Following this week’s announcements in both Ontario and Quebec regarding closures of businesses that are non-essential services, we have had an influx of inquiries at the association regarding what businesses constitute “essential” services in the supply chain.

Varying definitions around essential and non-essential services make it difficult for businesses to support the intended purposes of each individual provincial jurisdiction.

There is confusion and great uncertainty around business continuity.

For example, our members are reporting to us on a more than hourly basis that their cargo cannot be picked up from importer facilities that have closed, and that this cargo will face days’ or weeks’ worth demurrage/detention charges from facilities such as ports/terminals that remain open.

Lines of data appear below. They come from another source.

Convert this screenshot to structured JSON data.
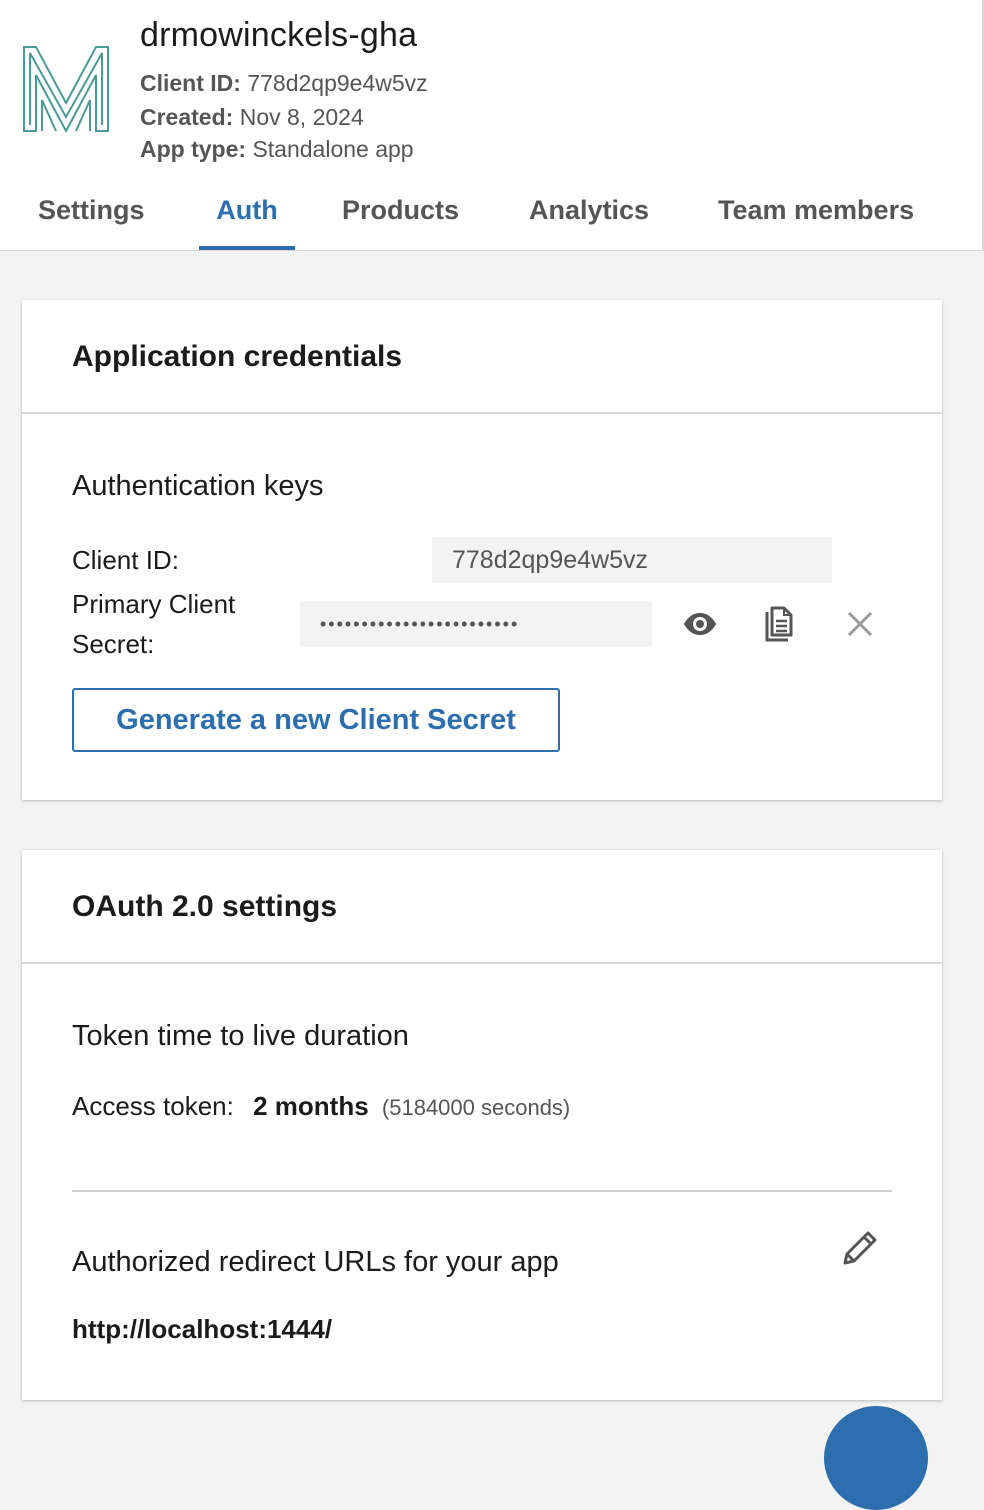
{
  "app": {
    "name": "drmowinckels-gha",
    "client_id_label": "Client ID:",
    "client_id_value": "778d2qp9e4w5vz",
    "created_label": "Created:",
    "created_value": "Nov 8, 2024",
    "app_type_label": "App type:",
    "app_type_value": "Standalone app"
  },
  "tabs": [
    {
      "label": "Settings",
      "active": false
    },
    {
      "label": "Auth",
      "active": true
    },
    {
      "label": "Products",
      "active": false
    },
    {
      "label": "Analytics",
      "active": false
    },
    {
      "label": "Team members",
      "active": false
    }
  ],
  "credentials": {
    "title": "Application credentials",
    "subtitle": "Authentication keys",
    "client_id_label": "Client ID:",
    "client_id_value": "778d2qp9e4w5vz",
    "secret_label_line1": "Primary Client",
    "secret_label_line2": "Secret:",
    "secret_masked": "••••••••••••••••••••••••",
    "generate_button": "Generate a new Client Secret"
  },
  "oauth": {
    "title": "OAuth 2.0 settings",
    "ttl_heading": "Token time to live duration",
    "access_token_label": "Access token:",
    "access_token_value": "2 months",
    "access_token_seconds": "(5184000 seconds)",
    "redirect_heading": "Authorized redirect URLs for your app",
    "redirect_url": "http://localhost:1444/"
  },
  "colors": {
    "accent": "#2d6fae",
    "logo": "#4a9a96",
    "text": "#1b1b1b",
    "muted": "#555555"
  },
  "icons": {
    "logo": "m-logo-icon",
    "show_secret": "eye-icon",
    "copy_secret": "copy-icon",
    "delete_secret": "close-icon",
    "edit_redirects": "pencil-icon"
  }
}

This puts them in a quandary and wreaks havoc on the supply chain as a whole.

If a company is closed because they are deemed non-essential, they will not be able to receive the freight that is currently in transit to their warehouse. Ocean ports, rail yards, and trucking terminals will quickly become overwhelmed with the business of undeliverable non-essential freight, which will greatly hamper the delivery of essential products that Canadians need during this crisis.

CIFFA echoes the statement of Importers and Exporters Canada in their letter to the Prime Minister yesterday, which calls for a uniform federal definition of essential and non-essential services and products. Canada’s economy and supply chains are integrated from coast to coast to coast.

The design of Canada’s supply chain infrastructure is to allow goods to move through the system without a significant level of exceptions.

It is imperative for the Federal and Provincial governments to understand how integrated the supply chain is, when shutting down one portion it could have a dramatic impact on another.

We call for the free movement of all goods, both essential and non-essential.

This will prevent backlogs of all freight and allow for the delivery of essential services. CIFFA looks forward to continued productive collaborations with all levels of government.

Sincerely,

Julia Kuzeljevich Public Affairs Manager, CIFFA

Bruce Rodgers Executive Director, CIFFA

Canadian International Freight Forwarders Association (CIFFA)

The Canadian International Freight Forwarders Association (CIFFA) represents some 260 regular member firms from the largest of global multi-national freight forwarding firms to small and medium sized Canadian companies. CIFFA member companies employ tens of thousands of highly skilled international trade and transportation specialists. As a vital component of Canada’s global supply chain, CIFFA member companies orchestrate the movement of goods around the world. International freight forwarders are the foremost experts in cargo transportation solutions and an essential partner in advancing the Canadian economy and the economic prosperity of Canadians.